When I finished this chapter, I set it aside and worked on other chapters. Later, I came back to review this chapter and wondered if maybe, just maybe, I’d missed a drug or two. I began to research in earnest, using any drug books I could get my hands on, starting with the Physician’s Desk Reference (PDR) and the Canadian equivalent, The Compendium of Pharmaceuticals and Specialties (CPS) and a few other popular drug books that were readily available to me.
Five years later, after scouring tens of thousands of pages of fine print looking for ototoxic side effects, that little 13-page chapter had grown to be a whopping 696 page book called Ototoxic Drugs Exposed. The first edition came out in 2002 and a slightly revised 2nd edition in 2003.

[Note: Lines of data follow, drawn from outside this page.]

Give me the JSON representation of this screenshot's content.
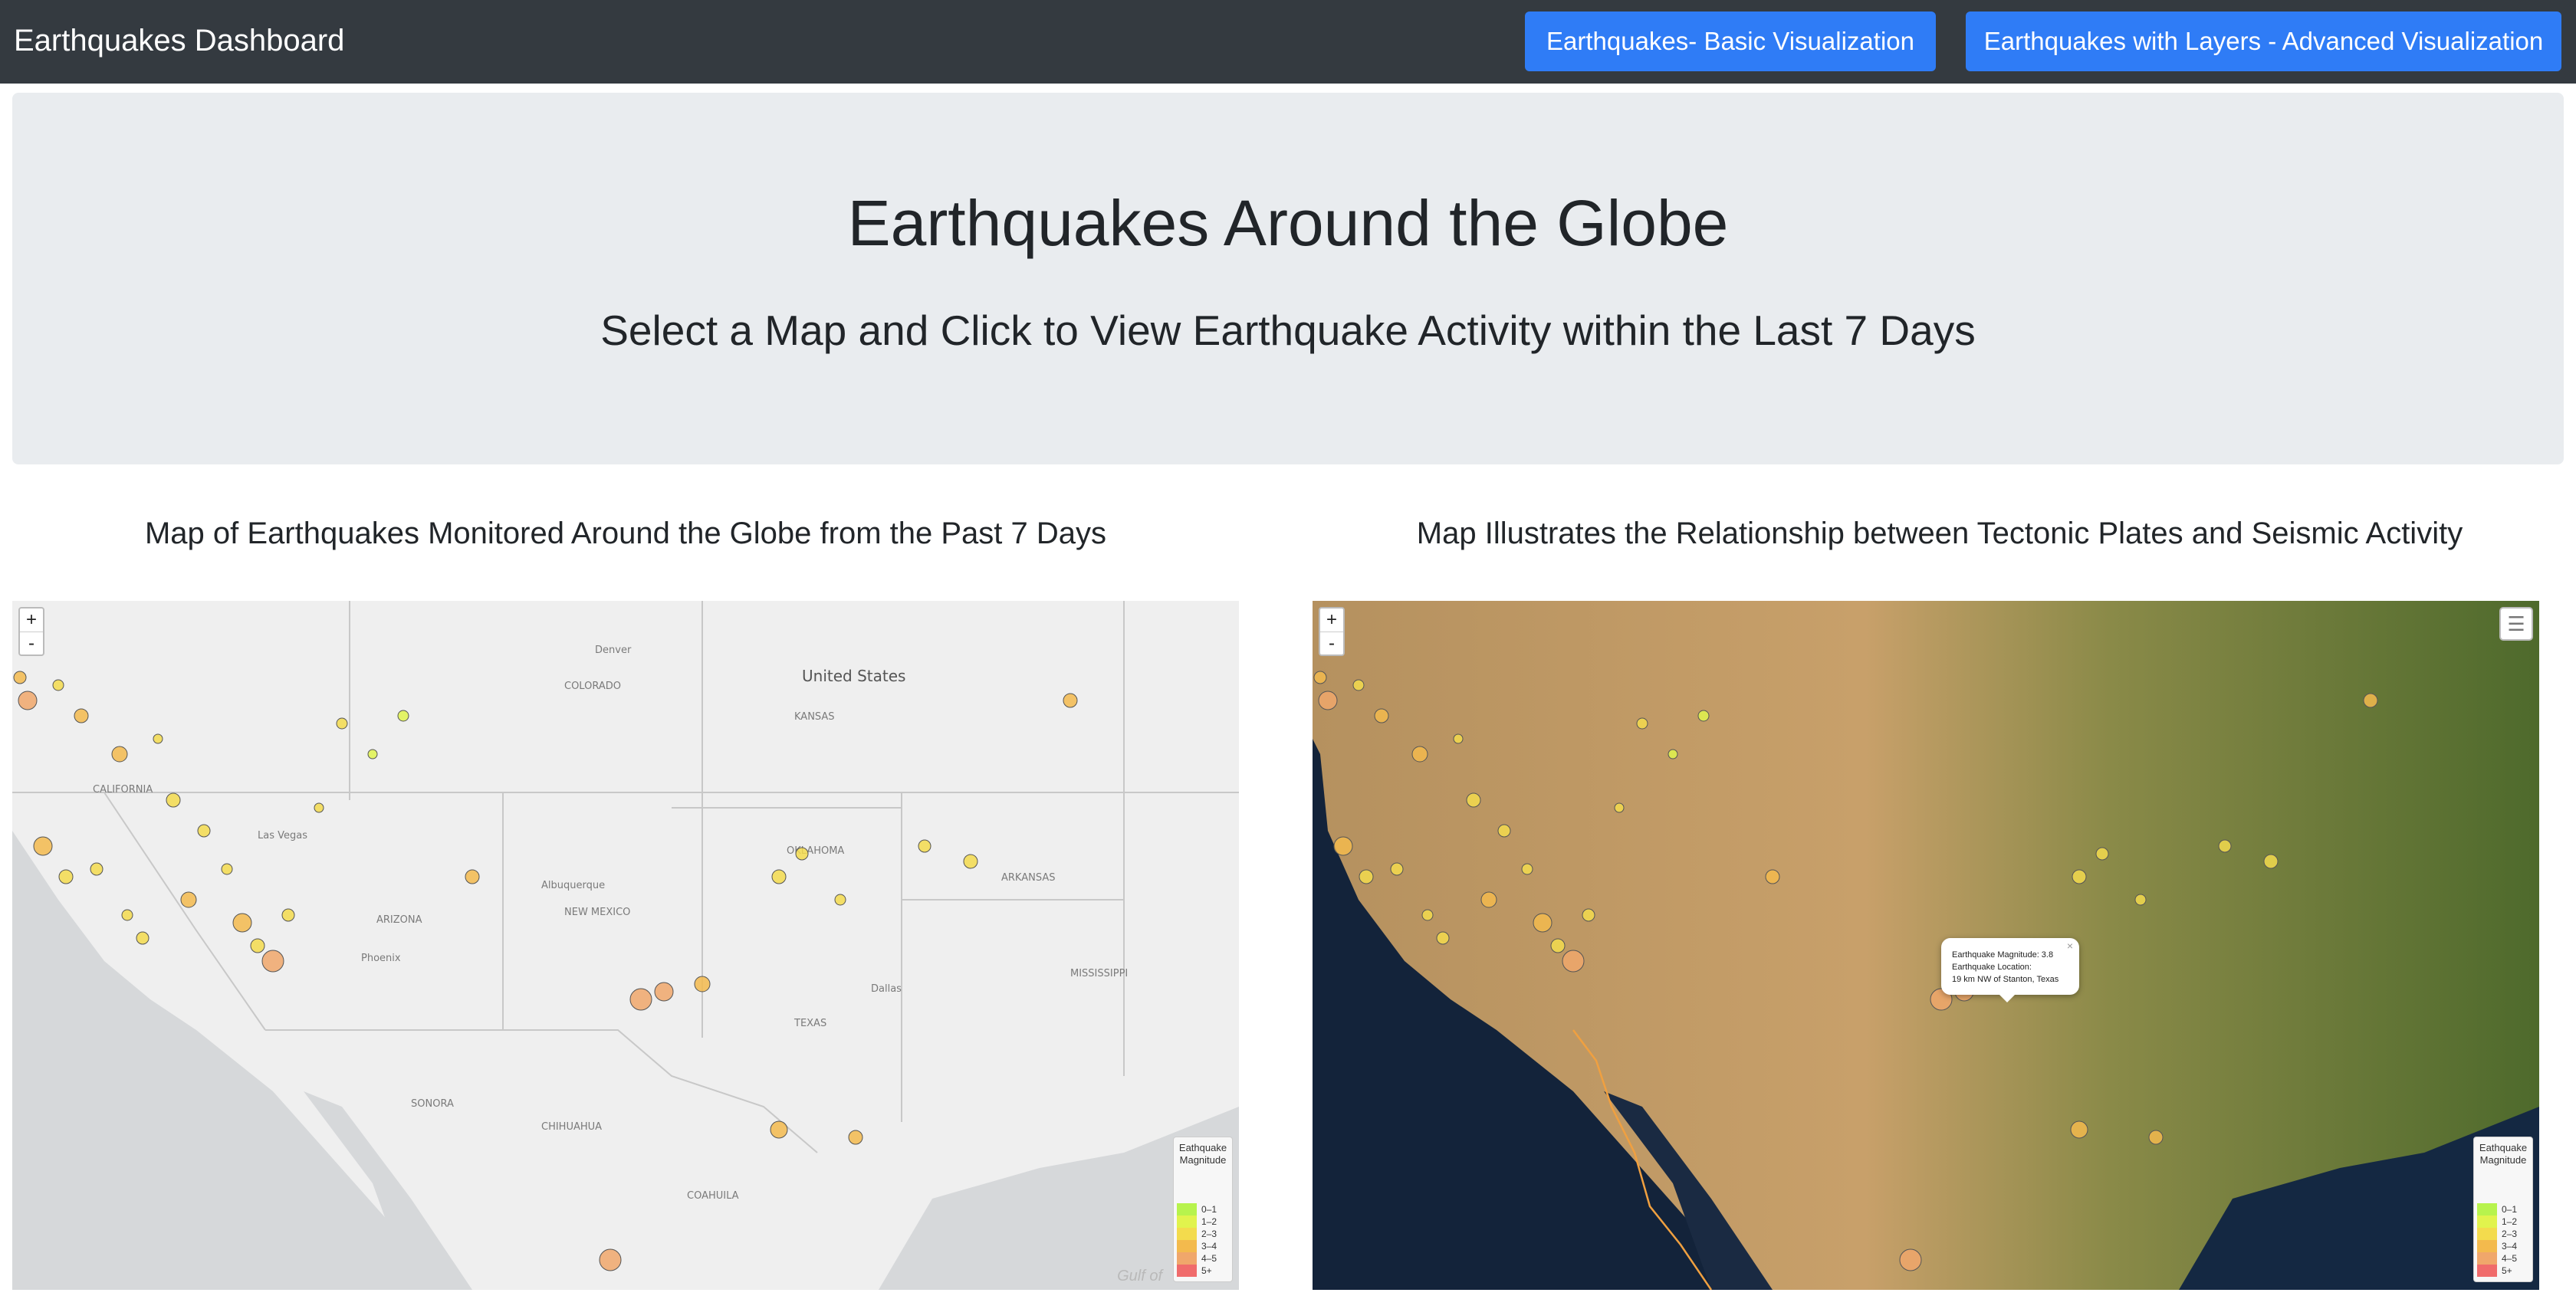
{
  "navbar": {
    "brand": "Earthquakes Dashboard",
    "basic_button": "Earthquakes- Basic Visualization",
    "advanced_button": "Earthquakes with Layers - Advanced Visualization"
  },
  "jumbotron": {
    "title": "Earthquakes Around the Globe",
    "subtitle": "Select a Map and Click to View Earthquake Activity within the Last 7 Days"
  },
  "map_left": {
    "title": "Map of Earthquakes Monitored Around the Globe from the Past 7 Days",
    "zoom_in": "+",
    "zoom_out": "-",
    "place_labels": [
      "United States",
      "CALIFORNIA",
      "ARIZONA",
      "NEW MEXICO",
      "TEXAS",
      "SONORA",
      "CHIHUAHUA",
      "COAHUILA",
      "KANSAS",
      "OKLAHOMA",
      "ARKANSAS",
      "MISSISSIPPI",
      "COLORADO",
      "Denver",
      "Dallas",
      "Phoenix",
      "Las Vegas",
      "Albuquerque",
      "Gulf of"
    ],
    "legend_title": "Eathquake Magnitude"
  },
  "map_right": {
    "title": "Map Illustrates the Relationship between Tectonic Plates and Seismic Activity",
    "zoom_in": "+",
    "zoom_out": "-",
    "layers_icon": "layers-icon",
    "legend_title": "Eathquake Magnitude",
    "popup": {
      "line1": "Earthquake Magnitude: 3.8",
      "line2": "Earthquake Location:",
      "line3": "19 km NW of Stanton, Texas",
      "close": "×"
    }
  },
  "legend": {
    "items": [
      {
        "label": "0–1",
        "color": "#b7f34d"
      },
      {
        "label": "1–2",
        "color": "#e1f34d"
      },
      {
        "label": "2–3",
        "color": "#f3db4d"
      },
      {
        "label": "3–4",
        "color": "#f3ba4d"
      },
      {
        "label": "4–5",
        "color": "#f0a76b"
      },
      {
        "label": "5+",
        "color": "#f06b6b"
      }
    ]
  },
  "colors": {
    "navbar_bg": "#343a40",
    "button_bg": "#2f7cf6",
    "jumbotron_bg": "#e9ecef"
  }
}
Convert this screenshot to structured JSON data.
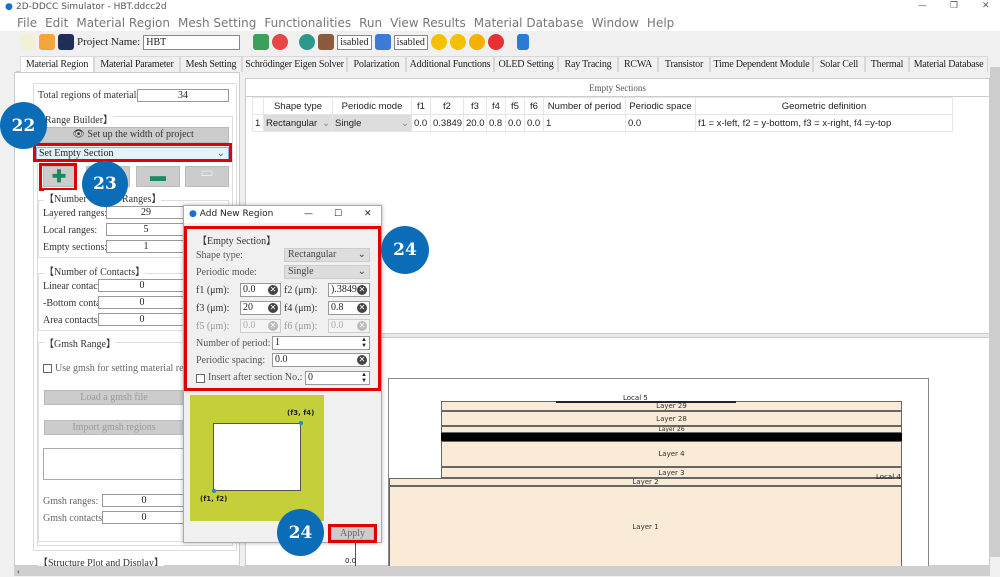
{
  "window": {
    "title": "2D-DDCC Simulator - HBT.ddcc2d",
    "minimize": "—",
    "restore": "❐",
    "close": "✕"
  },
  "menu": [
    "File",
    "Edit",
    "Material Region",
    "Mesh Setting",
    "Functionalities",
    "Run",
    "View Results",
    "Material Database",
    "Window",
    "Help"
  ],
  "toolbar": {
    "project_label": "Project Name:",
    "project_name": "HBT",
    "disabled1": "isabled",
    "disabled2": "isabled"
  },
  "tabs": [
    "Material Region",
    "Material Parameter",
    "Mesh Setting",
    "Schrödinger Eigen Solver",
    "Polarization",
    "Additional Functions",
    "OLED Setting",
    "Ray Tracing",
    "RCWA",
    "Transistor",
    "Time Dependent Module",
    "Solar Cell",
    "Thermal",
    "Material Database"
  ],
  "left": {
    "total_label": "Total regions of materials:",
    "total_value": "34",
    "range_builder": "Range Builder】",
    "setup_width": "Set up the width of project",
    "section_select": "Set Empty Section",
    "num_ranges": "【Number o",
    "num_ranges_tail": "Ranges】",
    "layered_label": "Layered ranges:",
    "layered_value": "29",
    "local_label": "Local ranges:",
    "local_value": "5",
    "empty_label": "Empty sections:",
    "empty_value": "1",
    "contacts_title": "【Number of Contacts】",
    "linear_label": "Linear contact",
    "linear_value": "0",
    "bottom_label": "-Bottom conta",
    "bottom_value": "0",
    "area_label": "Area contacts:",
    "area_value": "0",
    "gmsh_title": "【Gmsh Range】",
    "gmsh_check": "Use gmsh for setting material regio",
    "load_gmsh": "Load a gmsh file",
    "import_gmsh": "Import gmsh regions",
    "gmsh_ranges_label": "Gmsh ranges:",
    "gmsh_ranges_value": "0",
    "gmsh_contacts_label": "Gmsh contacts:",
    "gmsh_contacts_value": "0",
    "structure_title": "【Structure Plot and Display】"
  },
  "callouts": [
    "22",
    "23",
    "24",
    "24"
  ],
  "table": {
    "title": "Empty Sections",
    "headers": [
      "",
      "Shape type",
      "Periodic mode",
      "f1",
      "f2",
      "f3",
      "f4",
      "f5",
      "f6",
      "Number of period",
      "Periodic space",
      "Geometric definition"
    ],
    "rows": [
      [
        "1",
        "Rectangular",
        "Single",
        "0.0",
        "0.3849",
        "20.0",
        "0.8",
        "0.0",
        "0.0",
        "1",
        "0.0",
        "f1 = x-left, f2 = y-bottom, f3 = x-right, f4 =y-top"
      ]
    ]
  },
  "dialog": {
    "title": "Add New Region",
    "group": "【Empty Section】",
    "shape_label": "Shape type:",
    "shape_value": "Rectangular",
    "periodic_label": "Periodic mode:",
    "periodic_value": "Single",
    "f1_label": "f1 (μm):",
    "f1": "0.0",
    "f2_label": "f2 (μm):",
    "f2": ").3849",
    "f3_label": "f3 (μm):",
    "f3": "20",
    "f4_label": "f4 (μm):",
    "f4": "0.8",
    "f5_label": "f5 (μm):",
    "f5": "0.0",
    "f6_label": "f6 (μm):",
    "f6": "0.0",
    "nperiod_label": "Number of period:",
    "nperiod": "1",
    "spacing_label": "Periodic spacing:",
    "spacing": "0.0",
    "insert_label": "Insert after section No.:",
    "insert": "0",
    "pt1": "(f1, f2)",
    "pt2": "(f3, f4)",
    "apply": "Apply"
  },
  "plot": {
    "ytick": "0.0",
    "layers": [
      "Layer 29",
      "Layer 28",
      "Layer 26",
      "Layer 4",
      "Layer 3",
      "Layer 2",
      "Layer 1"
    ],
    "locals": [
      "Local 5",
      "Local 4"
    ]
  }
}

(Incidentally, I never completed or published the Everything book. Instead, many of the chapters in this book, like the ototoxic drugs chapter, became books in their own right. All of my books in this series now carry the tagline, “Another book in the series: ‘Everything You Wanted to Know About Your Hearing Loss…’”.)
I continued to scour drug books and drug data-bases whenever I came across them. In addition to searching through a number of editions of the PDR and CPS, I carefully extracted ototoxic drug information from numerous other drug books and publications including various editions of Drug Facts and Comparisons, the PDR for Herbal Medicines, the British National Formulary, the AHFS Drug Information guide put out by the American Society of Health System Pharmacists, the Nursing Drug Handbook, the Essential Guide to Prescription Drugs and various online databases worldwide.
This culminated in the revised and expanded 798-page 3rd edition of Ototoxic Drugs Exposed which came out in 2010.
This book has steadily gained more and more credibility. For example, some years ago, to my surprise, I accidentally discovered that one audiology school was using Ototoxic Drugs Exposed as a required textbook in their Doctor of Audiology program!
I have continued collecting any ototoxic drug information wherever I find it and am slowly building in my computer what will become the 4th edition of this book. Because of the enormous amount of new data I’ve come across, when it comes out, perhaps in 2 years or so (as I have the time), I estimate this new 2-volume edition will be approximately 1,600 pages long!
In tandem with researching ototoxic drugs, I have worked on other related topics—tinnitus being one of them. My first book on tinnitus that I published back in 1998, When Your Ears Ring, was a short 56-page book. This book has grown over the years and now the 7th edition, which came out in 2016, is a comprehensive 356 page book called Take Control of Your Tinnitus.
In addition to these books, I have written more than 1,000 articles related to ears including more than 160 articles on ototoxic drugs and more than 100 articles on tinnitus. As people read these articles, they have hope that I may be able to help them. As a result, over the years I have answered thousands upon thousands of emails and phone calls from people all over the world and from all walks of life—from generals to movie stars to medical doctors whose own colleagues couldn’t help them, to college graduates to the average person on the street to people in third world countries—all seeking my help for various problems related to their ears.
The result? As I am helping people, I keep on learning more and more all the time. So although I am not a medical doctor or audiologist or pharmacist (my two doctorates are in totally unrelated fields), I have built up a fair bit of knowledge on these and other ear-related subjects. Thus I am able to educate and help many people successfully deal with issues related to their ears. That is why when people ask me what I do, I simply reply, “I help people.”